Saturday 11 July

Another hearty breakfast kicked off Saturday before we headed back to the Newtown stage. This time we were covering the last few miles of the stage so we were able to see the cars competitively for the first time in the event. The day started dry and mild but as soon as the International competitors started to come past our point the heavens opened and the road was immediately drenched. It was fantastic to see the crews trying hard, even though they were possibly on the wrong tyres for the conditions, they were a joy to watch. The heat from earlier in the day made the roads steam and with the mist that was forming it made visibility difficult. Luckily no one hit the tightened corner where we were stationed.

We were waiting for the Trophy rally to come through when we realised there wasn't enough road-closed time left. A radio message came across that they had been re-routed due to the volume of cars off in the stage prior to our location. We waited for the roads-open car to pass us and slotted in behind them to make a quick sweep of the stage. We then made our way back to Douglas to return the radio and other equipment and found out that Mark Higgins had won which was good news - it must have been Emu's touch that did it as Mark won the Jim Clark rally as well which was Emu's first proper outing and he attacked many competitors there, including Mark - there could be something in that!
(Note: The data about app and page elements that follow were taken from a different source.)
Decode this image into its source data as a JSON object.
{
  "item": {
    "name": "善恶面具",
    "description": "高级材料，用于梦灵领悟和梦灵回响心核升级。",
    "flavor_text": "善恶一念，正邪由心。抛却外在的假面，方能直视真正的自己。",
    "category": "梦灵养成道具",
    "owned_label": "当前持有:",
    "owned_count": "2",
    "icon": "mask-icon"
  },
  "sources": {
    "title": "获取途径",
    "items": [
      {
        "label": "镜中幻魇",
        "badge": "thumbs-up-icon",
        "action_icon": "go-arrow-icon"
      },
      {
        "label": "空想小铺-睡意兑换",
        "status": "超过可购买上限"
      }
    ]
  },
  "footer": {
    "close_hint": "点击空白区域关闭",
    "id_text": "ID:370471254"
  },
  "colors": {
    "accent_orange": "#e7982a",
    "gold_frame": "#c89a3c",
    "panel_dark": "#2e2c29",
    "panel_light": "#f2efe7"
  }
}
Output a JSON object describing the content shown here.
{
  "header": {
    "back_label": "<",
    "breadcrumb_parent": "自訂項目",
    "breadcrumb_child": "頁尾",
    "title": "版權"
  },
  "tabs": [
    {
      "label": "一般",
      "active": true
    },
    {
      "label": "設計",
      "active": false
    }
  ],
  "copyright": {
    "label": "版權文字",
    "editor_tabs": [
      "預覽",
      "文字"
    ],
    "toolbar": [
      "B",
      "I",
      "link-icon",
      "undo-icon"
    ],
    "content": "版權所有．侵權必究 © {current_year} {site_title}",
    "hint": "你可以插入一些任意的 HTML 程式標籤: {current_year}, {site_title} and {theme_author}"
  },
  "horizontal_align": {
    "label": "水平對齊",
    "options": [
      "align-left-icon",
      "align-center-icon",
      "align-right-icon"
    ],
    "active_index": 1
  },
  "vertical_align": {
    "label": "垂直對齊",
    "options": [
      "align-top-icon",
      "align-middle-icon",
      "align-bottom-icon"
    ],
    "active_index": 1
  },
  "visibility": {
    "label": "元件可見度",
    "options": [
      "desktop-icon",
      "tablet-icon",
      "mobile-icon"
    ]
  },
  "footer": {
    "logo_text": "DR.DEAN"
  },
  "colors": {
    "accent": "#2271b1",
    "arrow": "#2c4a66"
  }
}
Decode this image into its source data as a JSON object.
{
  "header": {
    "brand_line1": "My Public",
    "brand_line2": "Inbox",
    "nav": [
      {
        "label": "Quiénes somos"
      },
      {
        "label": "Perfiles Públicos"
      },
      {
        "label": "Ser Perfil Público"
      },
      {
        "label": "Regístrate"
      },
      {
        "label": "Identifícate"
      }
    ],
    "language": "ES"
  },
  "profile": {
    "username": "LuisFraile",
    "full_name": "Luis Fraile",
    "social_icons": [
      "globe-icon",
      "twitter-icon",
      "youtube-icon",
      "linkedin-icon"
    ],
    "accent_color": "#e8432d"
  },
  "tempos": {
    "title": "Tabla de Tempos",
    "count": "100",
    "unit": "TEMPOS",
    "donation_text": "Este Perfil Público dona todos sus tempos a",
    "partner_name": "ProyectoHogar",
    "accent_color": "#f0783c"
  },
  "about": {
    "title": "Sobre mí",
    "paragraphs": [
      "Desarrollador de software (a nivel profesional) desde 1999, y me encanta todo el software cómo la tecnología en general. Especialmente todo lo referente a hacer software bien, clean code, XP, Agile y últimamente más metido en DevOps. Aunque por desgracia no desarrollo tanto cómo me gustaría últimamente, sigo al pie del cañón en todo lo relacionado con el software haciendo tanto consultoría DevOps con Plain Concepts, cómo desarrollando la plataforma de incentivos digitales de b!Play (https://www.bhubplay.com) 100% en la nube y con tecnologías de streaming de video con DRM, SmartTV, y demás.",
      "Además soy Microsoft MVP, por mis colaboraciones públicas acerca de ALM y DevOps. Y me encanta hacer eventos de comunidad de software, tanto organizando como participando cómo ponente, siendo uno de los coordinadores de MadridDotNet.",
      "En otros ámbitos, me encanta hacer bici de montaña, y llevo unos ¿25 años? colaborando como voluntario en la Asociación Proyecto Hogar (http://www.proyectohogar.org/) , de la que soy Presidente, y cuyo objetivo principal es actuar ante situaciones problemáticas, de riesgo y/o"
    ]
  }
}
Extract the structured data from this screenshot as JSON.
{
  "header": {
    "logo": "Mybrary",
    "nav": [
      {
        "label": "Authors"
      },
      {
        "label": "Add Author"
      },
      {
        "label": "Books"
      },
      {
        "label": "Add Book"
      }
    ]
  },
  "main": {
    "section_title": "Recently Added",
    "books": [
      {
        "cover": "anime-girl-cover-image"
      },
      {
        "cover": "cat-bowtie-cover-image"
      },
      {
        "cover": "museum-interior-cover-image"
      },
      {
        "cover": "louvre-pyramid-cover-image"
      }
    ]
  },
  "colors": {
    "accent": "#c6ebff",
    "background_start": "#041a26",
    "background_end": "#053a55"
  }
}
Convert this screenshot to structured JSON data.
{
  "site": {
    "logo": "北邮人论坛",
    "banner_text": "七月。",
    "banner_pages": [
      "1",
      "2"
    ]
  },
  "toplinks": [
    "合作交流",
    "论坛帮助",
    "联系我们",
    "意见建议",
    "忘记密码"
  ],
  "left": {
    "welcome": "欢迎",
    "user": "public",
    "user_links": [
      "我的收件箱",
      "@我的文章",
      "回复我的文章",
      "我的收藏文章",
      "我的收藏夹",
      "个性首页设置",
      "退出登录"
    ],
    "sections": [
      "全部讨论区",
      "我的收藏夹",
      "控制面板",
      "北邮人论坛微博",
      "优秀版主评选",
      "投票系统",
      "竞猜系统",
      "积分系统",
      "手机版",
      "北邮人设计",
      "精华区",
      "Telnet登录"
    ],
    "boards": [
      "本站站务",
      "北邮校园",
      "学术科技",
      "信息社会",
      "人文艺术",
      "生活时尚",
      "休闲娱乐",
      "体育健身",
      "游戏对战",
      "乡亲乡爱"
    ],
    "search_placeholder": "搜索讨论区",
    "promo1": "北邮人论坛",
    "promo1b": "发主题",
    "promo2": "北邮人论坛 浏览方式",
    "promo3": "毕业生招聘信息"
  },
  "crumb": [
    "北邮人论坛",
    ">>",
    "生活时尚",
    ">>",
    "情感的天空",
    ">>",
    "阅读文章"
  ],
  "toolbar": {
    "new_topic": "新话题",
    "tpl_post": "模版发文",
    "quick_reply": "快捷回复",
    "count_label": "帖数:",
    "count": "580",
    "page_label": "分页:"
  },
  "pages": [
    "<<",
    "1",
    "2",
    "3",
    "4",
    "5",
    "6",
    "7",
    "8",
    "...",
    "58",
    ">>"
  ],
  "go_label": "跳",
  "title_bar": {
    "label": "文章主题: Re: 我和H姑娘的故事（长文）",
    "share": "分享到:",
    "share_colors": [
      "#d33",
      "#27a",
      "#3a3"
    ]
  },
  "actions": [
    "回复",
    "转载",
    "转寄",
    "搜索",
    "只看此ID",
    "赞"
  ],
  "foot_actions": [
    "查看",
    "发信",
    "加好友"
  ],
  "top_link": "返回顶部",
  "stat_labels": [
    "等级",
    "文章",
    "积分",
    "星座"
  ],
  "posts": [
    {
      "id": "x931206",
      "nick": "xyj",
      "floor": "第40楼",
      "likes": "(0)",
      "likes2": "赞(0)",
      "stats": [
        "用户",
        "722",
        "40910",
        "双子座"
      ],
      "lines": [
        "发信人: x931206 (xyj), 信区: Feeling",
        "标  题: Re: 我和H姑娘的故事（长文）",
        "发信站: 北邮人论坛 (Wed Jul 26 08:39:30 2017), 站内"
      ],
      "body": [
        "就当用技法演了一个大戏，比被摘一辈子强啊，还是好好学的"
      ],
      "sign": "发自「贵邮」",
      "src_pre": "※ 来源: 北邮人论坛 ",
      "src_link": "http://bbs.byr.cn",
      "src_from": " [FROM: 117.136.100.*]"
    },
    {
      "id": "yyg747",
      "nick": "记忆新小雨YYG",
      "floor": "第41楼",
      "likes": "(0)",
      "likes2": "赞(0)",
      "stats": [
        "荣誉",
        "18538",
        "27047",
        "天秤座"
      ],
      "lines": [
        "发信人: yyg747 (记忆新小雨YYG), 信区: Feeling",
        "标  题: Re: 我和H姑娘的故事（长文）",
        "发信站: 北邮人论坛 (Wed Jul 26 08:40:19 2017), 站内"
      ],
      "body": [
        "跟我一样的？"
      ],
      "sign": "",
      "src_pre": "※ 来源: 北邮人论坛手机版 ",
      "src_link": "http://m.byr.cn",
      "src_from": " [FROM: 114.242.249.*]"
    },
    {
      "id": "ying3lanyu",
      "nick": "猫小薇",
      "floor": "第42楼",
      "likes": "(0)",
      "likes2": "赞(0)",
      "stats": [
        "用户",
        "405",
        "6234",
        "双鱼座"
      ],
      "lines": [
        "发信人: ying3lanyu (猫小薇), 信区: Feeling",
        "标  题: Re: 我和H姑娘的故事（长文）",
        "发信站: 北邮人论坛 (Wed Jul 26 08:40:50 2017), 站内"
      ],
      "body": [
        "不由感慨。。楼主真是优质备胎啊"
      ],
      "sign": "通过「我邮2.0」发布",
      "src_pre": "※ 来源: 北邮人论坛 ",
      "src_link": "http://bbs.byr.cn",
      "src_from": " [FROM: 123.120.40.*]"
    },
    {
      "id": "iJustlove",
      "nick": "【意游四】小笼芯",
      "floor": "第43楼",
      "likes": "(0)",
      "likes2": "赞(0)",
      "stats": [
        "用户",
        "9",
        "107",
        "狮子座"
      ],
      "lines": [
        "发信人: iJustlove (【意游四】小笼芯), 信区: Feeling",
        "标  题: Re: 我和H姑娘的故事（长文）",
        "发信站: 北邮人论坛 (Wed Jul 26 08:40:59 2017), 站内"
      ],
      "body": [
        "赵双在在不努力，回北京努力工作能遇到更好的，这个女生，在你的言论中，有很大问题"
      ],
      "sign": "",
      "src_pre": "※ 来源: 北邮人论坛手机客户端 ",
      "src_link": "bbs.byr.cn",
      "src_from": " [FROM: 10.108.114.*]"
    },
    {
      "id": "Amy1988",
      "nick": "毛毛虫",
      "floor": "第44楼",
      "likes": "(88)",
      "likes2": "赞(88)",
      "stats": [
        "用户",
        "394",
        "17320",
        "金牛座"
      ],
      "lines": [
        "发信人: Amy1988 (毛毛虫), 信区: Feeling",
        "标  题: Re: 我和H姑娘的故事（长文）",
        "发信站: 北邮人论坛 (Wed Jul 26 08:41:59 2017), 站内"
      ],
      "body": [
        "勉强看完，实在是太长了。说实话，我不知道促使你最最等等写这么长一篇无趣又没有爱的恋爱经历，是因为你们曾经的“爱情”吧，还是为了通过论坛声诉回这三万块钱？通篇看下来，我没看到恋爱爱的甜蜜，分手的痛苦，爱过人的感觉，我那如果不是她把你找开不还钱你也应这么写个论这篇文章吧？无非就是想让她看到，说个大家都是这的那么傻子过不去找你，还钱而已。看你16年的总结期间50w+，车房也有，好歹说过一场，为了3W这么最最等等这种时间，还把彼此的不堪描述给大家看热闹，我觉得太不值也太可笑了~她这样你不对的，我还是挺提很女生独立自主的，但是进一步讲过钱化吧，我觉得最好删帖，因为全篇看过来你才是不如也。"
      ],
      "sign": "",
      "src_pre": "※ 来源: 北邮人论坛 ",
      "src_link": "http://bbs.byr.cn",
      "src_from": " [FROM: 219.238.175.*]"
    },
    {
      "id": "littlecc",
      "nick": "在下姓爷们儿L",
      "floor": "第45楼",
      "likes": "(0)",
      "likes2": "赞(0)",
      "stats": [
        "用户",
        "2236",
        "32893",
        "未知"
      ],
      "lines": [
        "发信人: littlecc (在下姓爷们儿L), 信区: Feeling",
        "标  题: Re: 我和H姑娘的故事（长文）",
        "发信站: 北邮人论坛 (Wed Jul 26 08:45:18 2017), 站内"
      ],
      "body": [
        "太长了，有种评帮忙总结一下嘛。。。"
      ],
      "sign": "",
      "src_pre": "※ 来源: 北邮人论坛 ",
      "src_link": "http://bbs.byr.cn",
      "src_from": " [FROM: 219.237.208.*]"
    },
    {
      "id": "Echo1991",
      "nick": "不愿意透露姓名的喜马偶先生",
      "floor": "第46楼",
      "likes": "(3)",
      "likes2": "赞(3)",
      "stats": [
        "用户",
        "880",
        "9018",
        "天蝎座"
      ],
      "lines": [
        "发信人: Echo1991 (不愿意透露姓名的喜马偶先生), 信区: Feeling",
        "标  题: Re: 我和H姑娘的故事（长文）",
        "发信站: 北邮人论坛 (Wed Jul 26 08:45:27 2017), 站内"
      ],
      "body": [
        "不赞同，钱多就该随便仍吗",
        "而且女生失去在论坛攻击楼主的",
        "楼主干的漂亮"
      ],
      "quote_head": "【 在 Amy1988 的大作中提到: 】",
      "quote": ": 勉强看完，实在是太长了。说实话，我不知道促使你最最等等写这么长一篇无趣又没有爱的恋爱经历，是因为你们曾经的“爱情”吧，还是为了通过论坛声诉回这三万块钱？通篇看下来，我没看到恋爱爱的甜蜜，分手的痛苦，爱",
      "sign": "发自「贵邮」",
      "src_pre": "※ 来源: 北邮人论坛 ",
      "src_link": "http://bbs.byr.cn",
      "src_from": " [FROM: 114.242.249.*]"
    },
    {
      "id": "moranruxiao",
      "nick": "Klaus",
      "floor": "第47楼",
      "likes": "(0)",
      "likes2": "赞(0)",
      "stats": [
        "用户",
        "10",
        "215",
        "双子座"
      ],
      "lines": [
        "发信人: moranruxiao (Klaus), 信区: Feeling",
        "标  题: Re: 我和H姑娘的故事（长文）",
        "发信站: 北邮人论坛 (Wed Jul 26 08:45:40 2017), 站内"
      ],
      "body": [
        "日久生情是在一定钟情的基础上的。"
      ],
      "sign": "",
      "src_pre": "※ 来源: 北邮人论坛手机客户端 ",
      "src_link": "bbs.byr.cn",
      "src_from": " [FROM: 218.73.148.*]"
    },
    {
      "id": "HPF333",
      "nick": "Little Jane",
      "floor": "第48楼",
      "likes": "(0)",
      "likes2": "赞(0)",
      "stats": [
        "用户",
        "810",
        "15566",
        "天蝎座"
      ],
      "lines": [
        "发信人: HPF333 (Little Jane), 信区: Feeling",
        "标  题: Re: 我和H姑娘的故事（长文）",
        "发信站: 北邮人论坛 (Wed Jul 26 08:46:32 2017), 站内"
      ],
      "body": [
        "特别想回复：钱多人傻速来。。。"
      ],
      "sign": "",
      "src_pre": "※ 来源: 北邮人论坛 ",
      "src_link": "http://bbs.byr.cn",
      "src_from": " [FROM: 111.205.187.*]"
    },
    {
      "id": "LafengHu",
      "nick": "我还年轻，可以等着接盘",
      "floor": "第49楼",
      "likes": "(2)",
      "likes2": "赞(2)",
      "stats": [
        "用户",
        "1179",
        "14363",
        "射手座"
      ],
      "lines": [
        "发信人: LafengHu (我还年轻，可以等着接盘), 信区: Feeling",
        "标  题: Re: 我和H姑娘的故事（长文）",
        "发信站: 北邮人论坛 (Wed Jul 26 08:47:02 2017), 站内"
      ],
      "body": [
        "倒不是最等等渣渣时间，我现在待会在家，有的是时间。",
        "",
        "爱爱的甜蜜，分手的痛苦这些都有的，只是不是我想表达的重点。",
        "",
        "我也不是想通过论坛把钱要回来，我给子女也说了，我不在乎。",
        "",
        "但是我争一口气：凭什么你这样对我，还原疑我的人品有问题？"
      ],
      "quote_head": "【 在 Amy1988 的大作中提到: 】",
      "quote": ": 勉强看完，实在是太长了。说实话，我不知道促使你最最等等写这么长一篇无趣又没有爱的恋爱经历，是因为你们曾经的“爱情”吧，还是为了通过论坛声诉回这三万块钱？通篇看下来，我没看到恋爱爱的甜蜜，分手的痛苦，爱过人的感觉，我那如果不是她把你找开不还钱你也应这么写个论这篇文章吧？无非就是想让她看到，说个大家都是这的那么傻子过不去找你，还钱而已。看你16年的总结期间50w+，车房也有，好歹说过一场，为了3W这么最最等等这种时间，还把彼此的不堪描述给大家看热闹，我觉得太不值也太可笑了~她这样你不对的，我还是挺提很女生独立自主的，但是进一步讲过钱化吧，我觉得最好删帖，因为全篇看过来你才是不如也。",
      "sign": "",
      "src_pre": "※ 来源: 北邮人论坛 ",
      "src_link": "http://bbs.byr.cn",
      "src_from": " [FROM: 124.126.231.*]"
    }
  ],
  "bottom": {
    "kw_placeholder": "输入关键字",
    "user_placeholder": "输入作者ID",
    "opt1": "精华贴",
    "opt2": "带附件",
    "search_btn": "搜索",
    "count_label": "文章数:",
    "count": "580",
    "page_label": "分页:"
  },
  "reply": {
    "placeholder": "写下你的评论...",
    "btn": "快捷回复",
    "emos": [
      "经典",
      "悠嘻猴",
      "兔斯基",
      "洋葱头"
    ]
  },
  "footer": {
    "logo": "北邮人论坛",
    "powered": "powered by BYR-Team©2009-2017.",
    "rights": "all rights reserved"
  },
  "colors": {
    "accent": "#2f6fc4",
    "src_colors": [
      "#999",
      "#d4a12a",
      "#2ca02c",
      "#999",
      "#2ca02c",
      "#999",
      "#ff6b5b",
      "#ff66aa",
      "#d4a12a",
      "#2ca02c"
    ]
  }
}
With a ferry to catch there was no time to hang around unfortunately so we made our way to the port, via an Italian. We slept most of the way home before eventually docking at midnight. The success of a rally for us is judged on how many emergencies we have to attend so, with no emergencies in the two days, it was a pretty successful event!

Sunday 12 July

No rest for the wicked! Despite the late return from the Isle of Man there was no rest for EMMU on Sunday as the unit was covering the Greystoke Stages rally in Cumbria.

As I was competing on the event myself I had a break from rescuing. The event was another good one from a rescue point of view with no major incidents, although a broken gearbox meant that the event was not so good from my own point of view!

So, after a very busy but very rewarding four days I returned to Carlisle.

For anyone interested in joining a rescue unit there is a training weekend in January at the Royal Lancaster Infirmary in Lancaster, most British rescue units are in attendance and you can identify units close to you.

There is a theory day with speakers from the motorsport industry along with medical workstations in the afternoon to teach basic medical skills. The second day of the weekend involves practical demonstrations with participants given the opportunity to handle the hydraulic tools and take part in learning scenarios.

For more information on the training weekend or on EMMU rescue please contact stuart@emmu.co.uk or visit the unit's website www.emmu.co.uk.

Story issued by Songasport